Most of my current research focus on constraining past ice sheet variation and it induced solid earth deformation and global sea-level change from ~35,000 years ago to present. To achieve this I am using the glalcio-isostatic adjustment model, see an example output global ice sheet & sea-level change pattern on the right side. Because ice sheets and sea level are sensitive to the global climate change, understanding how past ice sheet response to global climate change plays a key role to understand the global climate variability from past to future.

Fingerpringting meltwater pulse events

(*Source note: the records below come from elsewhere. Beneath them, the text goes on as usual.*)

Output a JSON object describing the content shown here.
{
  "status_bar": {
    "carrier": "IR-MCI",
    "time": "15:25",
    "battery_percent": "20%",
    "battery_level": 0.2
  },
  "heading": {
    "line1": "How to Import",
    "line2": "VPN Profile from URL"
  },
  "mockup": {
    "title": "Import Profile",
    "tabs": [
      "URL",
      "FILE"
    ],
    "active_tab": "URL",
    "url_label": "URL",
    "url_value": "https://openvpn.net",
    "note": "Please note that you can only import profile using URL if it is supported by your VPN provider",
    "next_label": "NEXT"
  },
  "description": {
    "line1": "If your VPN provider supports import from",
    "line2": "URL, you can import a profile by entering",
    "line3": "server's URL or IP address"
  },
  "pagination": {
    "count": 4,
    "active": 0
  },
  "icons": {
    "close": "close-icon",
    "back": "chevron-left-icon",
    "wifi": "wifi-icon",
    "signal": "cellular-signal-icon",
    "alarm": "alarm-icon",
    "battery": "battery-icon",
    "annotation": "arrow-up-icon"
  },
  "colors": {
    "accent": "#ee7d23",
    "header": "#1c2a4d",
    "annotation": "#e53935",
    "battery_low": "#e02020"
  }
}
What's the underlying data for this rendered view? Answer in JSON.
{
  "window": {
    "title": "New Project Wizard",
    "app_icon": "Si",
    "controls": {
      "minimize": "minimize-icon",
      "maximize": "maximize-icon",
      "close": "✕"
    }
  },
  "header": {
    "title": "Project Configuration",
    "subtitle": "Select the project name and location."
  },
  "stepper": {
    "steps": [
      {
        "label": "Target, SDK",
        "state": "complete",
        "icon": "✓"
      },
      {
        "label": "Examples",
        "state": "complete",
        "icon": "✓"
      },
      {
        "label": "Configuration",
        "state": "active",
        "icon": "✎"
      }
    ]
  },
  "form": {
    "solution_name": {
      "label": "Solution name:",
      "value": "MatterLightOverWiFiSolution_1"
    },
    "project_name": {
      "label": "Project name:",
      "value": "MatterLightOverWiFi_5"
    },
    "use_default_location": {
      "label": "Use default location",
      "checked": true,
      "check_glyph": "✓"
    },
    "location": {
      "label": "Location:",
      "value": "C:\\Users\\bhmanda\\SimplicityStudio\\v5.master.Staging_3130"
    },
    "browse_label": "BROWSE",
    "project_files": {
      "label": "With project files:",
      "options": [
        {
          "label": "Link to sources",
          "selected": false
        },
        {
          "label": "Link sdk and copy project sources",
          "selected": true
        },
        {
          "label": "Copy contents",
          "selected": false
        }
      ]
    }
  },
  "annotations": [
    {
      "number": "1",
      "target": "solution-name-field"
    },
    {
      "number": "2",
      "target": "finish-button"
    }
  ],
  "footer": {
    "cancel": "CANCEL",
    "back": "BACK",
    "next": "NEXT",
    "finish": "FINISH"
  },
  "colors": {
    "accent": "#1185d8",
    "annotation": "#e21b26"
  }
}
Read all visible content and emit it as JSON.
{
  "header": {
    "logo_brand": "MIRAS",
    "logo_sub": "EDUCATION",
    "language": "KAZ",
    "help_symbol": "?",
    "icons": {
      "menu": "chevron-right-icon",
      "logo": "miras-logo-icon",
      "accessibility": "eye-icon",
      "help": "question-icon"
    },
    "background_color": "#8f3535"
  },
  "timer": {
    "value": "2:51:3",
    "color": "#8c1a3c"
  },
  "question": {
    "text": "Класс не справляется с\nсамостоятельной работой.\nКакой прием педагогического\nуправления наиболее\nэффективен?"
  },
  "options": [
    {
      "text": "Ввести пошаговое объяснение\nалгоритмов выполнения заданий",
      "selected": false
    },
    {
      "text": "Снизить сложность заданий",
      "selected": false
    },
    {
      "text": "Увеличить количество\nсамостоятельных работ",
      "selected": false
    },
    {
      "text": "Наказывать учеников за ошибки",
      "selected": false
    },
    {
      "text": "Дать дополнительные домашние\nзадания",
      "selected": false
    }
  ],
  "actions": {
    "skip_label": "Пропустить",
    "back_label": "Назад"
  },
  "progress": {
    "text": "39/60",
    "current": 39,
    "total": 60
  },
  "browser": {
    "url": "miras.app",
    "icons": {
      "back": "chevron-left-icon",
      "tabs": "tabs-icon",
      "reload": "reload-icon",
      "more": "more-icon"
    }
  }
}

Rising sea levels due to warming climate pose a great risk to society, improving our understand of why and how fast change could happen will help us plan for the impacts. Rapid sea-level rise has happened in the past (meltwater pulse events), and studying such events provides vital clues. To understand the interactions between fast freshwater discharge from melting ice sheet and global oceanic circulation, a fundamental question is to find how much each ice sheet contribute to a specific meltwater pulse event. I have developed an algorism to robustly find our the sources for any meltwater pulse events ustilising a technique so-called ‘sea-level fingerprinting‘ (which describes how global sea-level change corresponding to ice melt from a specific source, see an example of Antarctic ice sheet on the left) and geological sea-level records.